*** Opening of Source information ***

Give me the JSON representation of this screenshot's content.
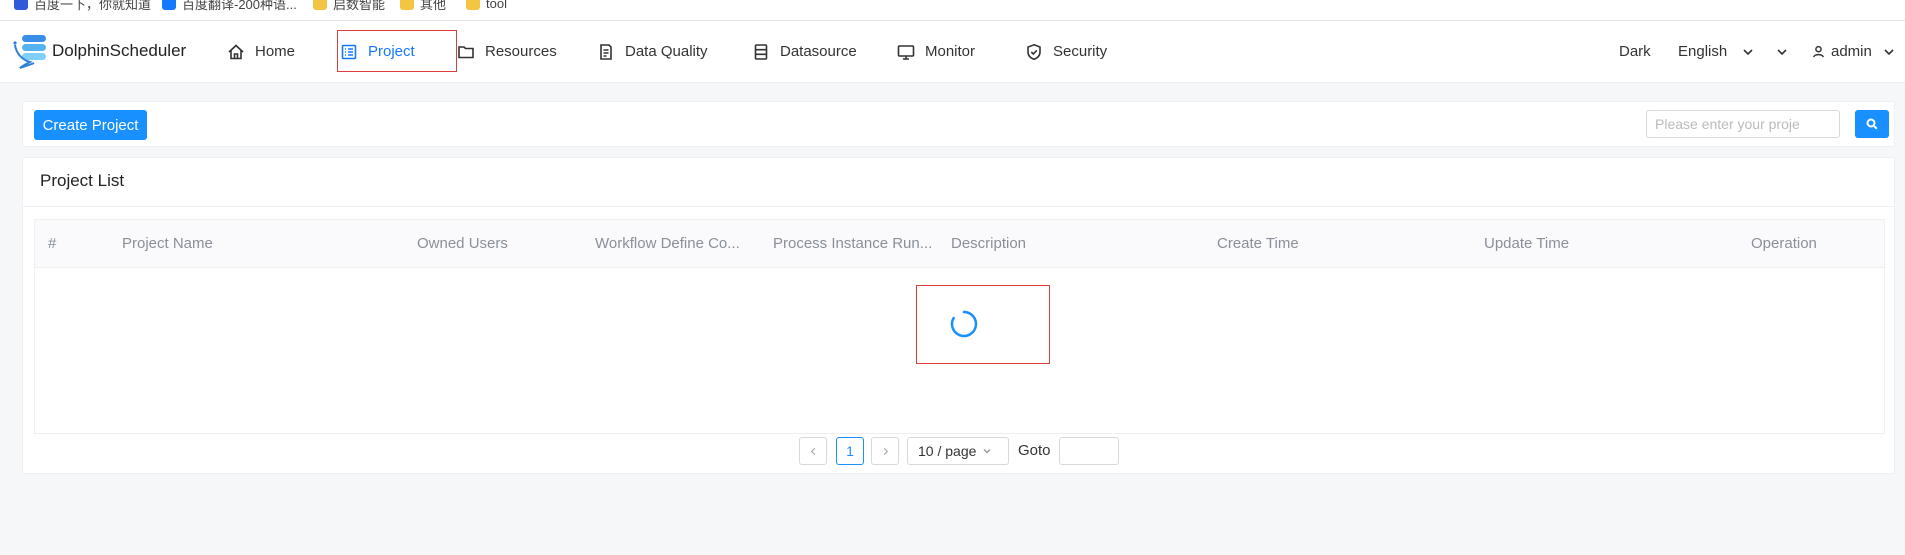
{
  "bookmarks": [
    {
      "label": "百度一下，你就知道",
      "icon": "paw-icon"
    },
    {
      "label": "百度翻译-200种语...",
      "icon": "translate-icon"
    },
    {
      "label": "启数智能",
      "icon": "folder-icon"
    },
    {
      "label": "其他",
      "icon": "folder-icon"
    },
    {
      "label": "tool",
      "icon": "folder-icon"
    }
  ],
  "header": {
    "logo_text": "DolphinScheduler",
    "nav": [
      {
        "label": "Home",
        "icon": "home-icon"
      },
      {
        "label": "Project",
        "icon": "project-icon",
        "active": true
      },
      {
        "label": "Resources",
        "icon": "folder-icon"
      },
      {
        "label": "Data Quality",
        "icon": "data-quality-icon"
      },
      {
        "label": "Datasource",
        "icon": "datasource-icon"
      },
      {
        "label": "Monitor",
        "icon": "monitor-icon"
      },
      {
        "label": "Security",
        "icon": "shield-icon"
      }
    ],
    "theme_label": "Dark",
    "language_label": "English",
    "user_label": "admin"
  },
  "toolbar": {
    "create_label": "Create Project",
    "search_placeholder": "Please enter your proje"
  },
  "project_list": {
    "title": "Project List",
    "columns": [
      "#",
      "Project Name",
      "Owned Users",
      "Workflow Define Co...",
      "Process Instance Run...",
      "Description",
      "Create Time",
      "Update Time",
      "Operation"
    ],
    "rows": [],
    "loading": true
  },
  "pagination": {
    "current_page": "1",
    "page_size_label": "10 / page",
    "goto_label": "Goto"
  },
  "colors": {
    "accent": "#1890ff",
    "highlight_box": "#e23b3b"
  }
}
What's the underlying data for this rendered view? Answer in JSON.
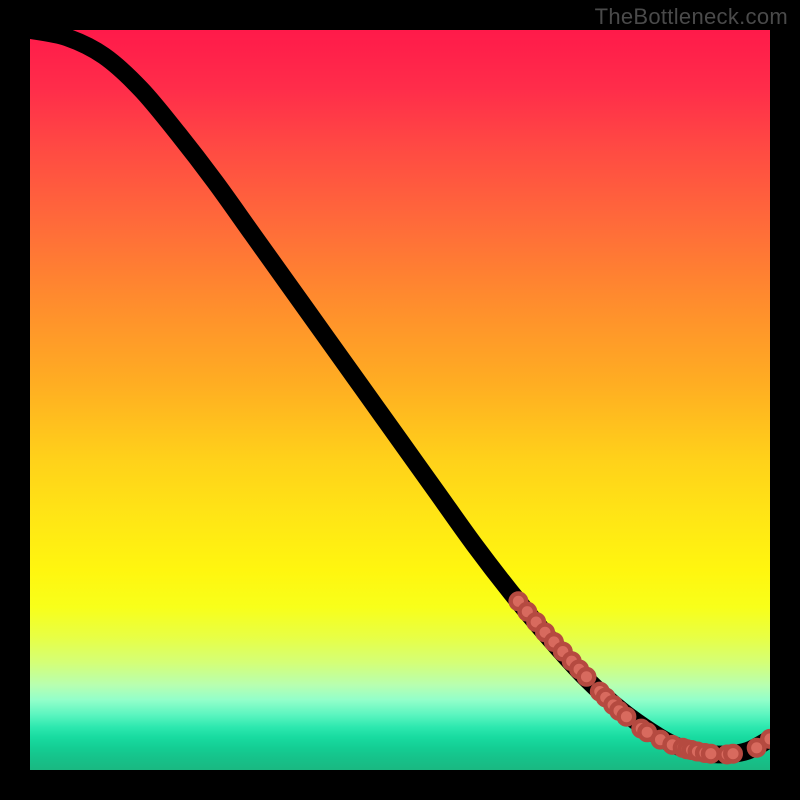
{
  "watermark": "TheBottleneck.com",
  "chart_data": {
    "type": "line",
    "title": "",
    "xlabel": "",
    "ylabel": "",
    "xlim": [
      0,
      100
    ],
    "ylim": [
      0,
      100
    ],
    "grid": false,
    "legend": false,
    "background": "rainbow-vertical-gradient",
    "series": [
      {
        "name": "bottleneck-curve",
        "x": [
          0,
          5,
          10,
          15,
          20,
          25,
          30,
          35,
          40,
          45,
          50,
          55,
          60,
          65,
          70,
          75,
          80,
          85,
          88,
          91,
          94,
          97,
          100
        ],
        "y": [
          100,
          99,
          96.5,
          92,
          86,
          79.5,
          72.5,
          65.5,
          58.5,
          51.5,
          44.5,
          37.5,
          30.5,
          24,
          18,
          12.5,
          8,
          4.5,
          3.0,
          2.3,
          2.1,
          2.6,
          4.2
        ]
      }
    ],
    "points": {
      "name": "highlighted-segment-dots",
      "coords": [
        [
          66.0,
          22.8
        ],
        [
          67.2,
          21.4
        ],
        [
          68.4,
          20.0
        ],
        [
          69.6,
          18.6
        ],
        [
          70.8,
          17.3
        ],
        [
          72.0,
          16.0
        ],
        [
          73.2,
          14.7
        ],
        [
          74.2,
          13.6
        ],
        [
          75.2,
          12.6
        ],
        [
          77.0,
          10.6
        ],
        [
          77.8,
          9.8
        ],
        [
          78.8,
          8.8
        ],
        [
          79.6,
          8.0
        ],
        [
          80.6,
          7.2
        ],
        [
          82.6,
          5.6
        ],
        [
          83.4,
          5.1
        ],
        [
          85.2,
          4.1
        ],
        [
          86.8,
          3.4
        ],
        [
          88.2,
          3.0
        ],
        [
          88.8,
          2.8
        ],
        [
          89.4,
          2.7
        ],
        [
          90.2,
          2.5
        ],
        [
          91.2,
          2.3
        ],
        [
          92.0,
          2.2
        ],
        [
          94.2,
          2.1
        ],
        [
          95.0,
          2.2
        ],
        [
          98.2,
          3.0
        ],
        [
          100.0,
          4.2
        ]
      ]
    }
  }
}
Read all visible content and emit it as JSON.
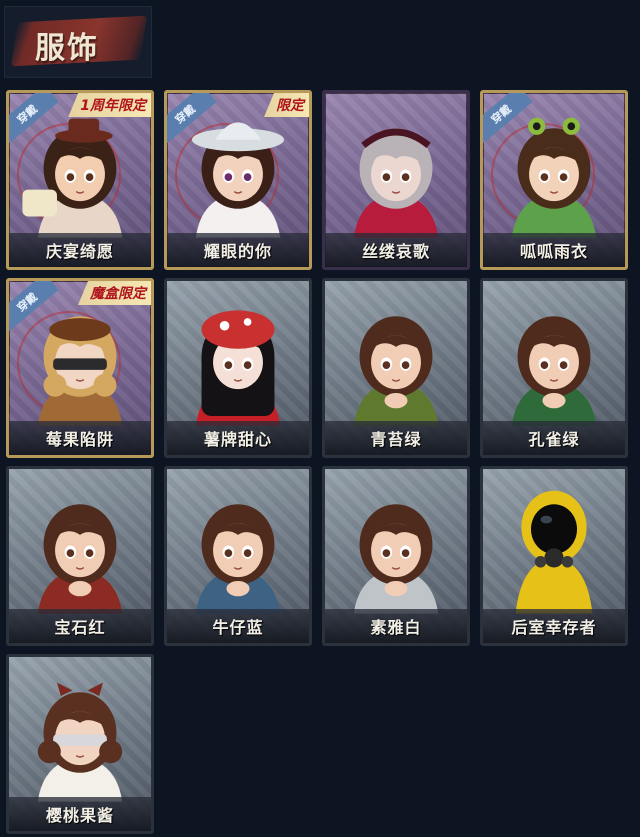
{
  "header": {
    "title": "服饰"
  },
  "badges": {
    "wear": "穿戴"
  },
  "colors": {
    "accent_gold": "#b79a5a",
    "limit_red": "#b0151e",
    "wear_blue": "#5a7fae"
  },
  "costumes": [
    {
      "name": "庆宴绮愿",
      "frame": "purple",
      "worn": true,
      "limit": "1周年限定",
      "icon": "cake-girl-icon"
    },
    {
      "name": "耀眼的你",
      "frame": "purple",
      "worn": true,
      "limit": "限定",
      "icon": "cowboy-hat-girl-icon"
    },
    {
      "name": "丝缕哀歌",
      "frame": "purple",
      "worn": false,
      "limit": "",
      "icon": "silver-hair-girl-icon"
    },
    {
      "name": "呱呱雨衣",
      "frame": "purple",
      "worn": true,
      "limit": "",
      "icon": "frog-hat-girl-icon"
    },
    {
      "name": "莓果陷阱",
      "frame": "purple",
      "worn": true,
      "limit": "魔盒限定",
      "icon": "berry-trap-girl-icon"
    },
    {
      "name": "薯牌甜心",
      "frame": "gray",
      "worn": false,
      "limit": "",
      "icon": "mushroom-hat-girl-icon"
    },
    {
      "name": "青苔绿",
      "frame": "gray",
      "worn": false,
      "limit": "",
      "icon": "green-coat-girl-icon"
    },
    {
      "name": "孔雀绿",
      "frame": "gray",
      "worn": false,
      "limit": "",
      "icon": "peacock-green-girl-icon"
    },
    {
      "name": "宝石红",
      "frame": "gray",
      "worn": false,
      "limit": "",
      "icon": "ruby-red-girl-icon"
    },
    {
      "name": "牛仔蓝",
      "frame": "gray",
      "worn": false,
      "limit": "",
      "icon": "denim-blue-girl-icon"
    },
    {
      "name": "素雅白",
      "frame": "gray",
      "worn": false,
      "limit": "",
      "icon": "plain-white-girl-icon"
    },
    {
      "name": "后室幸存者",
      "frame": "gray",
      "worn": false,
      "limit": "",
      "icon": "hazmat-survivor-icon"
    },
    {
      "name": "樱桃果酱",
      "frame": "gray",
      "worn": false,
      "limit": "",
      "icon": "blindfold-girl-icon"
    }
  ]
}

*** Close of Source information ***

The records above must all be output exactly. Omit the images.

Solution:
Give me the JSON representation of this screenshot's content.
{
  "bookmarks": [
    {
      "label": "百度一下，你就知道",
      "icon": "paw-icon"
    },
    {
      "label": "百度翻译-200种语...",
      "icon": "translate-icon"
    },
    {
      "label": "启数智能",
      "icon": "folder-icon"
    },
    {
      "label": "其他",
      "icon": "folder-icon"
    },
    {
      "label": "tool",
      "icon": "folder-icon"
    }
  ],
  "header": {
    "logo_text": "DolphinScheduler",
    "nav": [
      {
        "label": "Home",
        "icon": "home-icon"
      },
      {
        "label": "Project",
        "icon": "project-icon",
        "active": true
      },
      {
        "label": "Resources",
        "icon": "folder-icon"
      },
      {
        "label": "Data Quality",
        "icon": "data-quality-icon"
      },
      {
        "label": "Datasource",
        "icon": "datasource-icon"
      },
      {
        "label": "Monitor",
        "icon": "monitor-icon"
      },
      {
        "label": "Security",
        "icon": "shield-icon"
      }
    ],
    "theme_label": "Dark",
    "language_label": "English",
    "user_label": "admin"
  },
  "toolbar": {
    "create_label": "Create Project",
    "search_placeholder": "Please enter your proje"
  },
  "project_list": {
    "title": "Project List",
    "columns": [
      "#",
      "Project Name",
      "Owned Users",
      "Workflow Define Co...",
      "Process Instance Run...",
      "Description",
      "Create Time",
      "Update Time",
      "Operation"
    ],
    "rows": [],
    "loading": true
  },
  "pagination": {
    "current_page": "1",
    "page_size_label": "10 / page",
    "goto_label": "Goto"
  },
  "colors": {
    "accent": "#1890ff",
    "highlight_box": "#e23b3b"
  }
}
What's the underlying data for this rendered view? Answer in JSON.
{
  "watermark": "TheBottleneck.com",
  "chart_data": {
    "type": "line",
    "title": "",
    "xlabel": "",
    "ylabel": "",
    "xlim": [
      0,
      100
    ],
    "ylim": [
      0,
      100
    ],
    "grid": false,
    "legend": false,
    "background": "rainbow-vertical-gradient",
    "series": [
      {
        "name": "bottleneck-curve",
        "x": [
          0,
          5,
          10,
          15,
          20,
          25,
          30,
          35,
          40,
          45,
          50,
          55,
          60,
          65,
          70,
          75,
          80,
          85,
          88,
          91,
          94,
          97,
          100
        ],
        "y": [
          100,
          99,
          96.5,
          92,
          86,
          79.5,
          72.5,
          65.5,
          58.5,
          51.5,
          44.5,
          37.5,
          30.5,
          24,
          18,
          12.5,
          8,
          4.5,
          3.0,
          2.3,
          2.1,
          2.6,
          4.2
        ]
      }
    ],
    "points": {
      "name": "highlighted-segment-dots",
      "coords": [
        [
          66.0,
          22.8
        ],
        [
          67.2,
          21.4
        ],
        [
          68.4,
          20.0
        ],
        [
          69.6,
          18.6
        ],
        [
          70.8,
          17.3
        ],
        [
          72.0,
          16.0
        ],
        [
          73.2,
          14.7
        ],
        [
          74.2,
          13.6
        ],
        [
          75.2,
          12.6
        ],
        [
          77.0,
          10.6
        ],
        [
          77.8,
          9.8
        ],
        [
          78.8,
          8.8
        ],
        [
          79.6,
          8.0
        ],
        [
          80.6,
          7.2
        ],
        [
          82.6,
          5.6
        ],
        [
          83.4,
          5.1
        ],
        [
          85.2,
          4.1
        ],
        [
          86.8,
          3.4
        ],
        [
          88.2,
          3.0
        ],
        [
          88.8,
          2.8
        ],
        [
          89.4,
          2.7
        ],
        [
          90.2,
          2.5
        ],
        [
          91.2,
          2.3
        ],
        [
          92.0,
          2.2
        ],
        [
          94.2,
          2.1
        ],
        [
          95.0,
          2.2
        ],
        [
          98.2,
          3.0
        ],
        [
          100.0,
          4.2
        ]
      ]
    }
  }
}
Read all visible content and emit it as JSON.
{
  "header": {
    "title": "服饰"
  },
  "badges": {
    "wear": "穿戴"
  },
  "colors": {
    "accent_gold": "#b79a5a",
    "limit_red": "#b0151e",
    "wear_blue": "#5a7fae"
  },
  "costumes": [
    {
      "name": "庆宴绮愿",
      "frame": "purple",
      "worn": true,
      "limit": "1周年限定",
      "icon": "cake-girl-icon"
    },
    {
      "name": "耀眼的你",
      "frame": "purple",
      "worn": true,
      "limit": "限定",
      "icon": "cowboy-hat-girl-icon"
    },
    {
      "name": "丝缕哀歌",
      "frame": "purple",
      "worn": false,
      "limit": "",
      "icon": "silver-hair-girl-icon"
    },
    {
      "name": "呱呱雨衣",
      "frame": "purple",
      "worn": true,
      "limit": "",
      "icon": "frog-hat-girl-icon"
    },
    {
      "name": "莓果陷阱",
      "frame": "purple",
      "worn": true,
      "limit": "魔盒限定",
      "icon": "berry-trap-girl-icon"
    },
    {
      "name": "薯牌甜心",
      "frame": "gray",
      "worn": false,
      "limit": "",
      "icon": "mushroom-hat-girl-icon"
    },
    {
      "name": "青苔绿",
      "frame": "gray",
      "worn": false,
      "limit": "",
      "icon": "green-coat-girl-icon"
    },
    {
      "name": "孔雀绿",
      "frame": "gray",
      "worn": false,
      "limit": "",
      "icon": "peacock-green-girl-icon"
    },
    {
      "name": "宝石红",
      "frame": "gray",
      "worn": false,
      "limit": "",
      "icon": "ruby-red-girl-icon"
    },
    {
      "name": "牛仔蓝",
      "frame": "gray",
      "worn": false,
      "limit": "",
      "icon": "denim-blue-girl-icon"
    },
    {
      "name": "素雅白",
      "frame": "gray",
      "worn": false,
      "limit": "",
      "icon": "plain-white-girl-icon"
    },
    {
      "name": "后室幸存者",
      "frame": "gray",
      "worn": false,
      "limit": "",
      "icon": "hazmat-survivor-icon"
    },
    {
      "name": "樱桃果酱",
      "frame": "gray",
      "worn": false,
      "limit": "",
      "icon": "blindfold-girl-icon"
    }
  ]
}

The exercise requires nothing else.